  • Networking – Networking can be done in many ways.  You should consider being part of industry groups and associations long before you are searching for a job.  Today, you can be part of virtual groups such as groups again on LinkedIn or facebook, etc.  The key here is to approach your choice of groups strategically.

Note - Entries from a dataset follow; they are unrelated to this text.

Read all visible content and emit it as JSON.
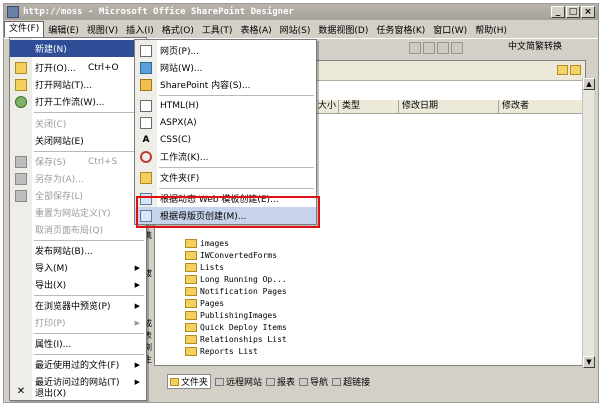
{
  "window": {
    "title": "http://moss - Microsoft Office SharePoint Designer",
    "controls": [
      "_",
      "□",
      "×"
    ]
  },
  "menubar": [
    "文件(F)",
    "编辑(E)",
    "视图(V)",
    "插入(I)",
    "格式(O)",
    "工具(T)",
    "表格(A)",
    "网站(S)",
    "数据视图(D)",
    "任务窗格(K)",
    "窗口(W)",
    "帮助(H)"
  ],
  "toolbar": {
    "language_select": "中文简繁转换"
  },
  "file_menu": [
    {
      "label": "新建(N)",
      "shortcut": "",
      "arrow": true,
      "state": "highlighted",
      "icon": "new-icon"
    },
    {
      "label": "打开(O)...",
      "shortcut": "Ctrl+O",
      "arrow": false,
      "state": "normal",
      "icon": "open-folder-icon"
    },
    {
      "label": "打开网站(T)...",
      "shortcut": "",
      "arrow": false,
      "state": "normal",
      "icon": "open-site-icon"
    },
    {
      "label": "打开工作流(W)...",
      "shortcut": "",
      "arrow": false,
      "state": "normal",
      "icon": "workflow-icon"
    },
    {
      "label": "关闭(C)",
      "shortcut": "",
      "arrow": false,
      "state": "disabled",
      "icon": ""
    },
    {
      "label": "关闭网站(E)",
      "shortcut": "",
      "arrow": false,
      "state": "normal",
      "icon": ""
    },
    {
      "label": "保存(S)",
      "shortcut": "Ctrl+S",
      "arrow": false,
      "state": "disabled",
      "icon": "save-icon"
    },
    {
      "label": "另存为(A)...",
      "shortcut": "",
      "arrow": false,
      "state": "disabled",
      "icon": "save-as-icon"
    },
    {
      "label": "全部保存(L)",
      "shortcut": "",
      "arrow": false,
      "state": "disabled",
      "icon": "save-all-icon"
    },
    {
      "label": "重置为网站定义(Y)",
      "shortcut": "",
      "arrow": false,
      "state": "disabled",
      "icon": ""
    },
    {
      "label": "取消页面布局(Q)",
      "shortcut": "",
      "arrow": false,
      "state": "disabled",
      "icon": ""
    },
    {
      "label": "发布网站(B)...",
      "shortcut": "",
      "arrow": false,
      "state": "normal",
      "icon": ""
    },
    {
      "label": "导入(M)",
      "shortcut": "",
      "arrow": true,
      "state": "normal",
      "icon": ""
    },
    {
      "label": "导出(X)",
      "shortcut": "",
      "arrow": true,
      "state": "normal",
      "icon": ""
    },
    {
      "label": "在浏览器中预览(P)",
      "shortcut": "",
      "arrow": true,
      "state": "normal",
      "icon": ""
    },
    {
      "label": "打印(P)",
      "shortcut": "",
      "arrow": true,
      "state": "disabled",
      "icon": ""
    },
    {
      "label": "属性(I)...",
      "shortcut": "",
      "arrow": false,
      "state": "normal",
      "icon": ""
    },
    {
      "label": "最近使用过的文件(F)",
      "shortcut": "",
      "arrow": true,
      "state": "normal",
      "icon": ""
    },
    {
      "label": "最近访问过的网站(T)",
      "shortcut": "",
      "arrow": true,
      "state": "normal",
      "icon": ""
    },
    {
      "label": "退出(X)",
      "shortcut": "",
      "arrow": false,
      "state": "normal",
      "icon": "exit-icon"
    }
  ],
  "new_submenu": [
    {
      "label": "网页(P)...",
      "icon": "page-icon"
    },
    {
      "label": "网站(W)...",
      "icon": "site-icon"
    },
    {
      "label": "SharePoint 内容(S)...",
      "icon": "sharepoint-icon"
    },
    {
      "label": "HTML(H)",
      "icon": "html-icon"
    },
    {
      "label": "ASPX(A)",
      "icon": "aspx-icon"
    },
    {
      "label": "CSS(C)",
      "icon": "css-icon"
    },
    {
      "label": "工作流(K)...",
      "icon": "workflow-icon"
    },
    {
      "label": "文件夹(F)",
      "icon": "folder-icon"
    },
    {
      "label": "根据动态 Web 模板创建(E)...",
      "icon": "template-icon"
    },
    {
      "label": "根据母版页创建(M)...",
      "icon": "master-page-icon"
    }
  ],
  "columns": [
    "大小",
    "类型",
    "修改日期",
    "修改者"
  ],
  "file_list": [
    "images",
    "IWConvertedForms",
    "Lists",
    "Long Running Op...",
    "Notification Pages",
    "Pages",
    "PublishingImages",
    "Quick Deploy Items",
    "Relationships List",
    "Reports List"
  ],
  "bottom_tabs": [
    "文件夹",
    "远程网站",
    "报表",
    "导航",
    "超链接"
  ],
  "side_fragments": [
    "携",
    "拔",
    "成",
    "表",
    "浏",
    "主"
  ]
}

Know what you’re objective is in joining a group.  What value can you add to a group?  What value are you looking for in a group.  The more you put into a group and the more you network with its members, the more you’ll get out of the group.  Don’t do all of your networking electronically.  Go to meetings, build relationships over the phone.  Connect with people so they’ll remember you when you need help.  Be a giver of help when you can so that when you need help, you’ll be remembered as a giver.
  • Job Boards – Read carefully because what you’re about to read will likely be information you haven’t considered before.  I’ve recently run into several employers who will not take 3rd party recruiter referrals if the recruiter is presenting a candidate whose resume can be found in a major job board’s resume database.  Sure, you can find job postings on job boards but think twice about posting your resume for all to see.  Doing so may not always be in your best interest.  Not only could you be precluding yourself from a recruiter’s consideration if they’re hands are tied but there are also security issues to consider.
  • Ongoing Training / Certification – Certifications help employers to weed out those who have expertise from those who may not have reached the same level of professional accomplishment.  No, certifications alone don’t make one person more talented than another.  However, when employers have a choice between candidates who are not certified and those who are, there is a psychological comfort knowing that a job candidate has gone the extra step to become certified in their areas of subject matter expertise.  Technical certifications alone are not necessarily the best choice.  Technology professionals who desire to one day rise above their hands-on technical skills to deal with strategy, leadership and management of others should strongly consider training and certification that is more business oriented such as Project Management Training, Dale Carnegie training or Toastmasters public speaking involvement.
  • Thank You – Go out of your way to thank people who take the time to help you.  In the past 10 years or so of recruiting, I can think of only a few times when a candidate stopped to create a hand-written thank-you note.  Believe me when I tell you that the hand-written notes stood out and made a strong impression.  Technology is great in many ways but relationships are not built around technology.  Relationships are built around going out of your way to show appreciation for those who took the time to help you.  You don’t believe me?   Try it!

is the President of , a search firm highly specialized in information security, corporate security and physical security recruiting.  Jeff’s recruiting career started in 1990 in the general IT recruiting space.  His first information security recruiting assignment landed on his desk in the 1995 - 1996 timeframe.  provides recruiting services, full-time job placement services, contract placement services, professional resume writing services and is a gateway to various kinds of security certifications and training opportunities.